Jewish BBQ master, owner of Memphis Minnies, dies at 67

Bob Kantor, the founder and longtime owner of Memphis Minnie’s barbecue restaurant in San Francisco, died Dec. 9 after suffering a heart attack while scuba diving off the Caribbean island of Bonaire. He was 67.


Bob Kantor

Much of Kantor’s career in the restaurant business grew out of his Jewish heritage in New York. His father, Irving, an immigrant from Russia, was a kosher butcher; his mother, Minnie, was involved in organizing the Hebrew butchers’ union in New York. His first job was as a busboy in a kosher deli in Brooklyn, and later he drove the live poultry truck for a kosher chicken operation.


His idea to have “Pastrami Wednesdays” at Memphis Minnie’s harkened back to his youth. “It was far, far from the traditional Jewish approach to pastrami,” his son, Ben Kantor, said. “But it was his nod to his roots in New York and his upbringing with deli and Jewish foods.”

After moving west in 1970 and training at the California Culinary Academy, he was a chef at Saul’s Deli in Berkeley and then a manager in the Max’s chain.

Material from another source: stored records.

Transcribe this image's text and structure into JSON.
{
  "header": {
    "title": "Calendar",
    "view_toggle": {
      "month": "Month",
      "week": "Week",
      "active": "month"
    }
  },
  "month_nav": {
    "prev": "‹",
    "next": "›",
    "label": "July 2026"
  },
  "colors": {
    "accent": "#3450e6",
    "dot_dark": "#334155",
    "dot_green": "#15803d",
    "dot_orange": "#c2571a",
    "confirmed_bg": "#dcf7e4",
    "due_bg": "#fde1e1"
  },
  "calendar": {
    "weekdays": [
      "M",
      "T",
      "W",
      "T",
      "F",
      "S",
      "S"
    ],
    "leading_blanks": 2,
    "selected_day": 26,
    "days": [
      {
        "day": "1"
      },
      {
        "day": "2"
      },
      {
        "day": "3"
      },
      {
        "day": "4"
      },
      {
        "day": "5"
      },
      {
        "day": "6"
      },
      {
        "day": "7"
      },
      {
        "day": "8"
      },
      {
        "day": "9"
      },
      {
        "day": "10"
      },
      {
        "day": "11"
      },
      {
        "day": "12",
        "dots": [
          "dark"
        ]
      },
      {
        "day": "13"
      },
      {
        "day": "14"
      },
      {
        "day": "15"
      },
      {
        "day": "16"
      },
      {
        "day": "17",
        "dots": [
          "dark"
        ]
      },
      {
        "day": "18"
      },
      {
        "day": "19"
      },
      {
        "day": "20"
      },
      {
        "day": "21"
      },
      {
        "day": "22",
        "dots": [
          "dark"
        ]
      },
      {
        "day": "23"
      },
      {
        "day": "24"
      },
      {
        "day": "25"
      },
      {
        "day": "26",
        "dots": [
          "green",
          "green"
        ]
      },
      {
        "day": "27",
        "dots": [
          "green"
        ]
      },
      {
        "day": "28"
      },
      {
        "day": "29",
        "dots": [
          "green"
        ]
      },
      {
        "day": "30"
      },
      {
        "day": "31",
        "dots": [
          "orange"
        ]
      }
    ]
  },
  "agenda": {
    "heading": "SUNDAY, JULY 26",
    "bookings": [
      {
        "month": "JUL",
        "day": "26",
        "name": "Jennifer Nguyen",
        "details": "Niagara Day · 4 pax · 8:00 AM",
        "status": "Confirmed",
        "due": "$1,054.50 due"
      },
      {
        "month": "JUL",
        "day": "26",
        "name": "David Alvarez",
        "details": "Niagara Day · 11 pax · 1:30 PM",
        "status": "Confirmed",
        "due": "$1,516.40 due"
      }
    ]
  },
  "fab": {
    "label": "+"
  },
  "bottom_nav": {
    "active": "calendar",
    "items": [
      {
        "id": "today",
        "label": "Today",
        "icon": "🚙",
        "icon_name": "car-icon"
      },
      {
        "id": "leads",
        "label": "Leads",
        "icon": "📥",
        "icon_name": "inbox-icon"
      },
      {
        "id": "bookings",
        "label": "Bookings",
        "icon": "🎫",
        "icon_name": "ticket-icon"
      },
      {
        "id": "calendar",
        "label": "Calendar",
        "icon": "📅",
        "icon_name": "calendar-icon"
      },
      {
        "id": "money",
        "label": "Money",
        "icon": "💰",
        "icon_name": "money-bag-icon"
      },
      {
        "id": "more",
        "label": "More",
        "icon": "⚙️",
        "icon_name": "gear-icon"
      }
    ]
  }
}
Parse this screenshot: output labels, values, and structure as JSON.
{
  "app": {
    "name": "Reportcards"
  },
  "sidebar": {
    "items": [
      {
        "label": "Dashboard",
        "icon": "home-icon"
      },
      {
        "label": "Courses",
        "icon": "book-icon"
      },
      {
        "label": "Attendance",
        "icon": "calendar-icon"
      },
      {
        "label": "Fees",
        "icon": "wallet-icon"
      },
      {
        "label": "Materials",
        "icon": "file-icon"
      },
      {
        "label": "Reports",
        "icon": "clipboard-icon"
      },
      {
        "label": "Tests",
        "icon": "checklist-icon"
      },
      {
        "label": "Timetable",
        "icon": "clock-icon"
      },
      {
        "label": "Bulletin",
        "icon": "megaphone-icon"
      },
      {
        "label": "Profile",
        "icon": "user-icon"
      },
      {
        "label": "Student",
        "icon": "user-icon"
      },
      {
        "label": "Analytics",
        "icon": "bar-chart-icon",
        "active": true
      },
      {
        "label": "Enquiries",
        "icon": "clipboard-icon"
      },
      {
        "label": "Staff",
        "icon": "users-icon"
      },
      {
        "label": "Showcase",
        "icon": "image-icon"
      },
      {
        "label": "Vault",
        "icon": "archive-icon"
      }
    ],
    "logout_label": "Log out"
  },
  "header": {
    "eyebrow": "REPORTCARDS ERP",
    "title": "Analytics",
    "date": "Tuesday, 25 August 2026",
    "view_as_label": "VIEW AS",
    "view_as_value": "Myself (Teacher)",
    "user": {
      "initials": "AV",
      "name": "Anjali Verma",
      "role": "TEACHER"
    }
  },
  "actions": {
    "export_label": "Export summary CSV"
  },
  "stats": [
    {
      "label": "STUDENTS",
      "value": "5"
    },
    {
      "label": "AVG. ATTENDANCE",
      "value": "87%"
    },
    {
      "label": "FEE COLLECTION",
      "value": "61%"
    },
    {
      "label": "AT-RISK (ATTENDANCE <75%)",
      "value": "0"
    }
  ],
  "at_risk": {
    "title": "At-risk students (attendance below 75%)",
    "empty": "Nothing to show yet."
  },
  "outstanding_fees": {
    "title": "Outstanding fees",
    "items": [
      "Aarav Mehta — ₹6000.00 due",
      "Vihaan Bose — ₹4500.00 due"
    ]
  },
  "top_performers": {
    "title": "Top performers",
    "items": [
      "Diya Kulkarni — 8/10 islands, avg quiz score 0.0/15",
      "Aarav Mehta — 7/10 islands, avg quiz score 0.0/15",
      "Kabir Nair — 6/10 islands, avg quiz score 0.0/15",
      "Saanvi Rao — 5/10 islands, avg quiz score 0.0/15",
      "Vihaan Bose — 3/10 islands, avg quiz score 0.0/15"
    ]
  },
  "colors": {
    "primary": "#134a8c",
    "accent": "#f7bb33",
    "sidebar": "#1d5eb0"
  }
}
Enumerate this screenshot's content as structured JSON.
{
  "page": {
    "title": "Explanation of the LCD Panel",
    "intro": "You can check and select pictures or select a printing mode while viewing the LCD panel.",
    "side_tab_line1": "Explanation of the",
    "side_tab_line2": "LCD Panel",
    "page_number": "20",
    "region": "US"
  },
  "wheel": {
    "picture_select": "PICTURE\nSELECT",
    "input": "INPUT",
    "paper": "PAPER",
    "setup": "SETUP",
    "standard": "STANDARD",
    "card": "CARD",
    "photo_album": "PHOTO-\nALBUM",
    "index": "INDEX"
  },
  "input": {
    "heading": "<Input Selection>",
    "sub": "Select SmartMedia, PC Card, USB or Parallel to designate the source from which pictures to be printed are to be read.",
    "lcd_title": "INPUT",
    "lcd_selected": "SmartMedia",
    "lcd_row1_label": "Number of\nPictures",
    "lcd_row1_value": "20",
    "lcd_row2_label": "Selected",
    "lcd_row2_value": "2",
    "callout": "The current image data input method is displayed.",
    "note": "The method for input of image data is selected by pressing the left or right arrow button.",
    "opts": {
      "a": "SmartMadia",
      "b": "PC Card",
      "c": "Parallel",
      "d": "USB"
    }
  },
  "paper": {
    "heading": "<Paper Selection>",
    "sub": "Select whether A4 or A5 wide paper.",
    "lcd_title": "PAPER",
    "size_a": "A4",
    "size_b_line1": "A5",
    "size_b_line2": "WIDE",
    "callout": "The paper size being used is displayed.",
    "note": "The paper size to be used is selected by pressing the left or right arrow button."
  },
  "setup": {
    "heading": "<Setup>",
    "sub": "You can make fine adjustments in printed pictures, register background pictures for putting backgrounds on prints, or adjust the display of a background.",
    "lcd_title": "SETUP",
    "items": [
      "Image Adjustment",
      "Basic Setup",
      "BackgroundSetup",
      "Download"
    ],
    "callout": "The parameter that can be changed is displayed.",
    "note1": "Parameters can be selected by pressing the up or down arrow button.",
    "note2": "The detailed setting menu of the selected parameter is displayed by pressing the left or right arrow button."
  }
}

Later, as a consultant for a restaurant looking to add barbecue, he traveled around the country exploring barbecue joints, and in 1992, he decided to open his own place in a warehouse. It later moved to 576 Haight St.

“Early on, I toyed with the name ‘Honky Bob’s Brooklyn Jewboy BBQ. I thought I’d get it all up front and right out there,” Kantor told the blog in 2010. “My friends talked me out of it.”

Memphis Minnie’s general manager, Tom Campbell, said the eatery will remain open, although Ben Kantor added the caveat, “That’s the plan for now. My stepmom and I and Tom need to have some conversations.”

Bob Kantor split time between San Francisco, traveling around the country in an RV and a home he owned in Asheville, N.C., where he was cremated this week. He is survived by his wife, Gail Wilson, and his son. A memorial or special event at the restaurant will be planned, Ben said. — andy altman-ohr

Andy Altman-Ohr

Andy Altman-Ohr was J.’s managing editor and Hardly Strictly Bagels columnist until he retired in 2016 to travel and live abroad. He and his wife have a home base in Mexico, where he continues his dalliance with Jewish journalism.